Page and application data records:
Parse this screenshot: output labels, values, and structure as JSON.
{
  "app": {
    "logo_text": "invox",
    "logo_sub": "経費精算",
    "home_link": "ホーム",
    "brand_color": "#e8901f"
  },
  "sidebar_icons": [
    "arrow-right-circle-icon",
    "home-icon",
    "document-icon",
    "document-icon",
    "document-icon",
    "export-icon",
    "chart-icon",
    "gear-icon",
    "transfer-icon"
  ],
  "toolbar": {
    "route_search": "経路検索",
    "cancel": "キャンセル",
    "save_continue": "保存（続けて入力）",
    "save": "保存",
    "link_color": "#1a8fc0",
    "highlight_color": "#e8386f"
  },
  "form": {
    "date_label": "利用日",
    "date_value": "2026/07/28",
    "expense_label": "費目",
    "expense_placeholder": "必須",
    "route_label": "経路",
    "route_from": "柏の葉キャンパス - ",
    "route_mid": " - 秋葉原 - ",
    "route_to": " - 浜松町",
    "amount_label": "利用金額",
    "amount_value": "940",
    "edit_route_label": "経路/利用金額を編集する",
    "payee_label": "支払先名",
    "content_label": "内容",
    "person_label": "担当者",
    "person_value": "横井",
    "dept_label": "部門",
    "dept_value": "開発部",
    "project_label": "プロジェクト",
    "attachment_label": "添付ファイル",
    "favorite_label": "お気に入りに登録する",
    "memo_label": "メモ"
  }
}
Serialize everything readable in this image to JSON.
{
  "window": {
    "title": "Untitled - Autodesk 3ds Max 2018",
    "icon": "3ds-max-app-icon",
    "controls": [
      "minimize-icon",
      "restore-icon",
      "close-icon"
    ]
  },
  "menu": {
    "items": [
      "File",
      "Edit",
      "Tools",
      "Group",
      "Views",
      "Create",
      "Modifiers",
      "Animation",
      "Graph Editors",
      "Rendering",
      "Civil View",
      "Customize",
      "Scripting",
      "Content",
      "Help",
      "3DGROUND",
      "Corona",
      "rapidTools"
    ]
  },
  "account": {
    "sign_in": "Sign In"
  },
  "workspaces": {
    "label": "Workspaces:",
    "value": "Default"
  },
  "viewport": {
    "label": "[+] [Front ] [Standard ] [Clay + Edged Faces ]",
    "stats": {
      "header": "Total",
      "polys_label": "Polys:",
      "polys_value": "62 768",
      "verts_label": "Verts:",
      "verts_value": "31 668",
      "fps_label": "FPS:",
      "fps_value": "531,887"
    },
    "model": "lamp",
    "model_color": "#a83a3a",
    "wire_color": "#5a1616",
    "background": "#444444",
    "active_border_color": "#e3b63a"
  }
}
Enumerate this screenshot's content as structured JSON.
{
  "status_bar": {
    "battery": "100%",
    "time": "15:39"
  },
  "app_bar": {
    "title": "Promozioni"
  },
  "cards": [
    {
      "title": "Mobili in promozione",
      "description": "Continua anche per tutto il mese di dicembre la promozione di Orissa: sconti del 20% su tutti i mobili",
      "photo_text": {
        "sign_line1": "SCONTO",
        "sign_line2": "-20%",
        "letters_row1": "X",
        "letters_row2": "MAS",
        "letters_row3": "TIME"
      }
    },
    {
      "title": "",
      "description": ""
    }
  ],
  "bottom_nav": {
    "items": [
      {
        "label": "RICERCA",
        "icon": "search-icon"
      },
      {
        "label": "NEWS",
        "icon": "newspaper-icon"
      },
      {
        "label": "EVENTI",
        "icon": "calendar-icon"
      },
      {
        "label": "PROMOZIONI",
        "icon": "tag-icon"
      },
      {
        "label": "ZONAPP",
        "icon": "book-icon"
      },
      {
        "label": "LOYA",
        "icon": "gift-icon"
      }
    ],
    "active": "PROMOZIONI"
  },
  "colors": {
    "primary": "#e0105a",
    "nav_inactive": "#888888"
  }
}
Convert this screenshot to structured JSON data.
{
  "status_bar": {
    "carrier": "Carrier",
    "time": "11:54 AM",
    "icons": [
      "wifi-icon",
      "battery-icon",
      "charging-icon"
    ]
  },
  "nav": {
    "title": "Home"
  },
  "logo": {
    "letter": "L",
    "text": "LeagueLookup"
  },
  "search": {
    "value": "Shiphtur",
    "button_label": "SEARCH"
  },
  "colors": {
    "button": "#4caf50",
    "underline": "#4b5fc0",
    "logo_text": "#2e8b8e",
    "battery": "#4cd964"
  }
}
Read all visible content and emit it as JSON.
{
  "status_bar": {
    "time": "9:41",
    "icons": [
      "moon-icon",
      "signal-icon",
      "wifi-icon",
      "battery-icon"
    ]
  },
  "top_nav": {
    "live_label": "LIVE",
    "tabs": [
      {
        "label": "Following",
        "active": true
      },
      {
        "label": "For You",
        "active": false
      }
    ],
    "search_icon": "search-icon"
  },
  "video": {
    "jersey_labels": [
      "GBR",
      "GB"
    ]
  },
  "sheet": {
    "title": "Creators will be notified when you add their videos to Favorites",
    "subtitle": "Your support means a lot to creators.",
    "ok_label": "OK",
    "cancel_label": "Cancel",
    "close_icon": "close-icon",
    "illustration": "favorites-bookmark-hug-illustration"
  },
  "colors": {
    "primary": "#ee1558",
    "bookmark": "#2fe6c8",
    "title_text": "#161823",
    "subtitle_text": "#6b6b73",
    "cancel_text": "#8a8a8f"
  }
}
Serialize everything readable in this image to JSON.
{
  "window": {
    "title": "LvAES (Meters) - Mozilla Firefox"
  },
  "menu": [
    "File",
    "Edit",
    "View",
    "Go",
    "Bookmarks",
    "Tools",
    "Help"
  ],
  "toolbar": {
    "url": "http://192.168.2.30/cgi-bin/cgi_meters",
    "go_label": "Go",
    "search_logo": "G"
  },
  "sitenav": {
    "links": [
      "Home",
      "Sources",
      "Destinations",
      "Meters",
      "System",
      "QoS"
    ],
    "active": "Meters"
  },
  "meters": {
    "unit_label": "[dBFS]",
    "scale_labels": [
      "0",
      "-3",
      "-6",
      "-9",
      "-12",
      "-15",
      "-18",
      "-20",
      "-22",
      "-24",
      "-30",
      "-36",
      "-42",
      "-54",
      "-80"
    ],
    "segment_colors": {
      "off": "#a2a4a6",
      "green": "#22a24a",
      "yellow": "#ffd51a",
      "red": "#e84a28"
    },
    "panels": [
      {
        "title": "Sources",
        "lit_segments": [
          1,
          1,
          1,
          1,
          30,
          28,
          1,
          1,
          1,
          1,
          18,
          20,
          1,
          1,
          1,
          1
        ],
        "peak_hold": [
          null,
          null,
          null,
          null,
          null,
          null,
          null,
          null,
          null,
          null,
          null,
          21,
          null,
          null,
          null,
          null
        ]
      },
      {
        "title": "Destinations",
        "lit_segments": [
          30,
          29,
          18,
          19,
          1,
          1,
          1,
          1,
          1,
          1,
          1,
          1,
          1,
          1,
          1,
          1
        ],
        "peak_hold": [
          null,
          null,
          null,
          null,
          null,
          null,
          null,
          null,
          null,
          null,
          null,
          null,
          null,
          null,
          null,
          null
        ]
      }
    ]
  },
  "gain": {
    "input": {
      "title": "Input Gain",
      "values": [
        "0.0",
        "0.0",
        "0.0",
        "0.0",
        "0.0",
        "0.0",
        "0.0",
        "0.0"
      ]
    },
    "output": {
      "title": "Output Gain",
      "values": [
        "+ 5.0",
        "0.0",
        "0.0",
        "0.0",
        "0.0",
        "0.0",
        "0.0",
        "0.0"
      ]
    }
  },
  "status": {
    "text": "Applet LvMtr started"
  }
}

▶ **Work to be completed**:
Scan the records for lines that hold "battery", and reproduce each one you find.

▶ **Problem solution**:
    "battery": "100%",
      "battery-icon",
    "battery": "#4cd964"
      "battery-icon"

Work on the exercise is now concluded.